One of Kuala Lumpur's older malls, Kota Raya, is seeing few customers this week, a change from the usual throng of migrant workers who fill the place. At Mara Digital Mall with its Malay-only traders 2km away, the place is just as deserted.
These two venues are linked by recent violent mall brawls - Kota Raya became empty after a fight, and the Mara mall was born following an earlier dispute.
The fights between Malay men using sticks and helmets and Chinese phone sellers have become the latest symbol of Malaysia's fractious society. The matter is made worse by activists turning disputes over cellphones into a race issue, and fuelled by the authorities' lack of action and seemingly slow intervention from top politicians.
"There is an undercurrent of distrust between races. Put that together with a slowing economy, a weaker ruling government, it all adds to a layer of insecurity," said Mr Ibrahim Suffian, director of independent pollster Merdeka Centre.
In July, a group of several hundred descended upon popular gadget mall Low Yat Plaza in a gathering that nearly turned into a riot against Chinese traders, after social media rumours of a Malay man being sold a counterfeit phone.
And on Sunday, some 20 Malay men attacked cellphone sellers in Kota Raya after allegations that a store had cheated a Malay customer.
The incident at Low Yat Plaza turned out to be a case of thievery, with friends of the accused rallying others. In Kota Raya, the store that was attacked has been reported to have cheated many customers, but the brawl spiked communal tensions anew. Both incidents spiralled into violence after activists used racially charged language.
Before the Kota Raya incident on Sunday, Malay rights activist Mohd Ali Baharom told reporters that if cheating cases were to occur again, "the Malays will rise and oppose Chinese traders in Malaysia".
Mr Mohd Ali, a former soldier, had also given a racially charged speech in July outside Low Yat Plaza. He was charged then with sedition, but the charges were dropped a day after the so-called Red Shirt rally to defend Malay rights in September in which he was one of the leaders.
Following the Kota Raya brawl, Mr Mohd Ali was arrested on Tuesday but released a day later on bail.
Analysts say the racially charged incidents are symptomatic of Malaysia today, as the multiracial country becomes more divided and the government is seen as slow to react. "There is a view that those in power can't punish those whom they share a common belief with, those speaking up for Malays," said Mr Ibrahim.
The fractious society was partly caused by a government plan to grow a Malay middle class following race riots in 1969. The bumiputera policy of promoting Malay rights grew the pool of educated Malays and Malay businessmen.
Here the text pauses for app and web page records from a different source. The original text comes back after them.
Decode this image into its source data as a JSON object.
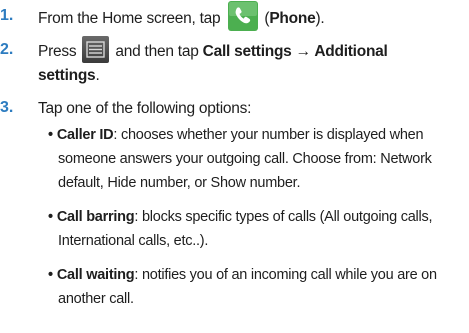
{
  "steps": [
    {
      "number": "1.",
      "text_before": "From the Home screen, tap",
      "icon": "phone-icon",
      "text_after_paren_open": "(",
      "bold": "Phone",
      "text_after_paren_close": ")."
    },
    {
      "number": "2.",
      "text_before": "Press",
      "icon": "menu-icon",
      "text_mid": "and then tap",
      "bold_1": "Call settings → Additional",
      "bold_2": "settings",
      "text_end": "."
    },
    {
      "number": "3.",
      "text": "Tap one of the following options:"
    }
  ],
  "options": [
    {
      "label": "Caller ID",
      "lines": [
        ": chooses whether your number is displayed when",
        "someone answers your outgoing call. Choose from: Network",
        "default, Hide number, or Show number."
      ]
    },
    {
      "label": "Call barring",
      "lines": [
        ": blocks specific types of calls (All outgoing calls,",
        "International calls, etc..)."
      ]
    },
    {
      "label": "Call waiting",
      "lines": [
        ": notifies you of an incoming call while you are on",
        "another call."
      ]
    }
  ],
  "bullet": "•",
  "colors": {
    "accent": "#2d7cc0",
    "phone_icon_bg": "#4caf50"
  }
}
But analysts say the policy also created a culture of entitlement among some Malays.
After the Low Yat incident, Umno leader and Cabinet minister Ismail Sabri Yaakob started Mara Digital Mall, a Malay-traders only information technology mall. It opened earlier this month and occupies a floor in a government-owned building. Mr Ismail now wants to set up similar IT malls nationwide using Mara, a government agency for helping bumiputera businesses.
Those who set up shop in the Mara mall are given rent-free kiosks for six months, followed by below- market-rate rents thereafter. On the ground, there are worries that small business disputes are twisted and infused with a racial slant.
"It's not about race," said jeweller May Choo, who operates in Kota Raya, referring to the cellphone fracas on Sunday. "It's unfortunate that some people are using the race card and painting things badly."
Deputy Prime Minister Ahmad Zahid Hamidi said on Wednesday: "If there is a misunderstanding or unhappiness that arises between them, then it should be dealt with as it is and nothing else. Racial or religious factors should not be dragged in."
A carpark attendant was jailed for four days for the Kota Raya brawl and fined RM1,800 (S$600) and two others are being held.
Other Malay groups have now jumped in and are blaming Chinese traders for "cheating". They include Islamic group Isma and the Muslim Consumers Association. This could worsen the multi-ethnic cracks, analysts say. "Of course, if left unchecked it would certainly escalate," said Dr Oh Ei Sun, senior fellow at S. Rajaratnam School of International Studies in Singapore.
There are worries that the more aggressive Malay voices are becoming louder, as mainstream Umno leaders keep to the sidelines.
"Whenever there's a power struggle at the highest level, you'll see racial politics being played," said Dr Oh. "It distracts people from the political troubles at the top."